Requirement:
Reproduce all records exactly.

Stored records
■ ■ ■ ■ ■

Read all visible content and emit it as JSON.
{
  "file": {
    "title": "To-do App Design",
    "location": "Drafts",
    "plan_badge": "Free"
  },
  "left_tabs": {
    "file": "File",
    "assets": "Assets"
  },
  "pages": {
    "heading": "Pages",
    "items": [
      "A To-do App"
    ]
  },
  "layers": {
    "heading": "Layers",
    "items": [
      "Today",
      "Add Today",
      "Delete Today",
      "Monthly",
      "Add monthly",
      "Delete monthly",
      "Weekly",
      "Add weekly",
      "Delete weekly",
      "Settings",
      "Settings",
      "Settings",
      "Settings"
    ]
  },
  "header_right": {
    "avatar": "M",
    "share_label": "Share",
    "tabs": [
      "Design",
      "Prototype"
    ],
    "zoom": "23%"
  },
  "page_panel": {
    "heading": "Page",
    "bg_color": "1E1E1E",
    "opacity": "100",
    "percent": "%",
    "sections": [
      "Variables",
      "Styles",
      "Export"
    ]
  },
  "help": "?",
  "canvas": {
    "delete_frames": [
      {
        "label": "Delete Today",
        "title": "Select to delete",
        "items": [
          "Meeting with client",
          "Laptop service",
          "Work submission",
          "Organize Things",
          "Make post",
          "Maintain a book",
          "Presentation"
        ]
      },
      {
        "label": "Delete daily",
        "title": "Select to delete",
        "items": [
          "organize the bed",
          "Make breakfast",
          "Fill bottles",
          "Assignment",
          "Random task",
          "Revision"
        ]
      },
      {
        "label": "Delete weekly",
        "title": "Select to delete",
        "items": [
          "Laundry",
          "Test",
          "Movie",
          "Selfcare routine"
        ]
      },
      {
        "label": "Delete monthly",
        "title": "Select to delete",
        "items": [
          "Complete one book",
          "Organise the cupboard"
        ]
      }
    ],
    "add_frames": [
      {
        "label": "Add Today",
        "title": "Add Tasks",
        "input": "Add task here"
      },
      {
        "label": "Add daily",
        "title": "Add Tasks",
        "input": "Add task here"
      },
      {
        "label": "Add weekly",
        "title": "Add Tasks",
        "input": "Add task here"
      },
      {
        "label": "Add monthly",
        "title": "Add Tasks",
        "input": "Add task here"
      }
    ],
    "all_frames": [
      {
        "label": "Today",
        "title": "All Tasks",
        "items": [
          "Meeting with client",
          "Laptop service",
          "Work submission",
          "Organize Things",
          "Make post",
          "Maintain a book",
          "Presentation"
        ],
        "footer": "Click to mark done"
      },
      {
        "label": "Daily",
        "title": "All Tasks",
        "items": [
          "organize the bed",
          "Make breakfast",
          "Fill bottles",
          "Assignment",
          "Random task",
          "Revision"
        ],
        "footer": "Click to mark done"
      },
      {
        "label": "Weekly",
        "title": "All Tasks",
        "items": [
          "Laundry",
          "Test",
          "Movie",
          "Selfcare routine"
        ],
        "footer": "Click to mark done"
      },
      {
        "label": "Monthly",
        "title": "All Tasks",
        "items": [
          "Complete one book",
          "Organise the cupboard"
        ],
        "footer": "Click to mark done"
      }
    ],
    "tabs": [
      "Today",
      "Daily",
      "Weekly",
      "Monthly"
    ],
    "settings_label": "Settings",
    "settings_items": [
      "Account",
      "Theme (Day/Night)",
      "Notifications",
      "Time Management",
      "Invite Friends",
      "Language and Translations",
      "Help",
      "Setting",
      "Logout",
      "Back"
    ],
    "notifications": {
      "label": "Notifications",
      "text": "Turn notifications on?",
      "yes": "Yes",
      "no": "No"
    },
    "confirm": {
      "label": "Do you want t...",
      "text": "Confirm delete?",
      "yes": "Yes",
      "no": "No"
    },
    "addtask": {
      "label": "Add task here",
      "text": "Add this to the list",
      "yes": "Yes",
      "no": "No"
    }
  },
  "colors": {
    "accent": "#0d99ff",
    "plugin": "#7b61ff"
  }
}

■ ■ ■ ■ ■

Answer box:
Read all visible content and emit it as JSON.
{
  "file": {
    "title": "To-do App Design",
    "location": "Drafts",
    "plan_badge": "Free"
  },
  "left_tabs": {
    "file": "File",
    "assets": "Assets"
  },
  "pages": {
    "heading": "Pages",
    "items": [
      "A To-do App"
    ]
  },
  "layers": {
    "heading": "Layers",
    "items": [
      "Today",
      "Add Today",
      "Delete Today",
      "Monthly",
      "Add monthly",
      "Delete monthly",
      "Weekly",
      "Add weekly",
      "Delete weekly",
      "Settings",
      "Settings",
      "Settings",
      "Settings"
    ]
  },
  "header_right": {
    "avatar": "M",
    "share_label": "Share",
    "tabs": [
      "Design",
      "Prototype"
    ],
    "zoom": "23%"
  },
  "page_panel": {
    "heading": "Page",
    "bg_color": "1E1E1E",
    "opacity": "100",
    "percent": "%",
    "sections": [
      "Variables",
      "Styles",
      "Export"
    ]
  },
  "help": "?",
  "canvas": {
    "delete_frames": [
      {
        "label": "Delete Today",
        "title": "Select to delete",
        "items": [
          "Meeting with client",
          "Laptop service",
          "Work submission",
          "Organize Things",
          "Make post",
          "Maintain a book",
          "Presentation"
        ]
      },
      {
        "label": "Delete daily",
        "title": "Select to delete",
        "items": [
          "organize the bed",
          "Make breakfast",
          "Fill bottles",
          "Assignment",
          "Random task",
          "Revision"
        ]
      },
      {
        "label": "Delete weekly",
        "title": "Select to delete",
        "items": [
          "Laundry",
          "Test",
          "Movie",
          "Selfcare routine"
        ]
      },
      {
        "label": "Delete monthly",
        "title": "Select to delete",
        "items": [
          "Complete one book",
          "Organise the cupboard"
        ]
      }
    ],
    "add_frames": [
      {
        "label": "Add Today",
        "title": "Add Tasks",
        "input": "Add task here"
      },
      {
        "label": "Add daily",
        "title": "Add Tasks",
        "input": "Add task here"
      },
      {
        "label": "Add weekly",
        "title": "Add Tasks",
        "input": "Add task here"
      },
      {
        "label": "Add monthly",
        "title": "Add Tasks",
        "input": "Add task here"
      }
    ],
    "all_frames": [
      {
        "label": "Today",
        "title": "All Tasks",
        "items": [
          "Meeting with client",
          "Laptop service",
          "Work submission",
          "Organize Things",
          "Make post",
          "Maintain a book",
          "Presentation"
        ],
        "footer": "Click to mark done"
      },
      {
        "label": "Daily",
        "title": "All Tasks",
        "items": [
          "organize the bed",
          "Make breakfast",
          "Fill bottles",
          "Assignment",
          "Random task",
          "Revision"
        ],
        "footer": "Click to mark done"
      },
      {
        "label": "Weekly",
        "title": "All Tasks",
        "items": [
          "Laundry",
          "Test",
          "Movie",
          "Selfcare routine"
        ],
        "footer": "Click to mark done"
      },
      {
        "label": "Monthly",
        "title": "All Tasks",
        "items": [
          "Complete one book",
          "Organise the cupboard"
        ],
        "footer": "Click to mark done"
      }
    ],
    "tabs": [
      "Today",
      "Daily",
      "Weekly",
      "Monthly"
    ],
    "settings_label": "Settings",
    "settings_items": [
      "Account",
      "Theme (Day/Night)",
      "Notifications",
      "Time Management",
      "Invite Friends",
      "Language and Translations",
      "Help",
      "Setting",
      "Logout",
      "Back"
    ],
    "notifications": {
      "label": "Notifications",
      "text": "Turn notifications on?",
      "yes": "Yes",
      "no": "No"
    },
    "confirm": {
      "label": "Do you want t...",
      "text": "Confirm delete?",
      "yes": "Yes",
      "no": "No"
    },
    "addtask": {
      "label": "Add task here",
      "text": "Add this to the list",
      "yes": "Yes",
      "no": "No"
    }
  },
  "colors": {
    "accent": "#0d99ff",
    "plugin": "#7b61ff"
  }
}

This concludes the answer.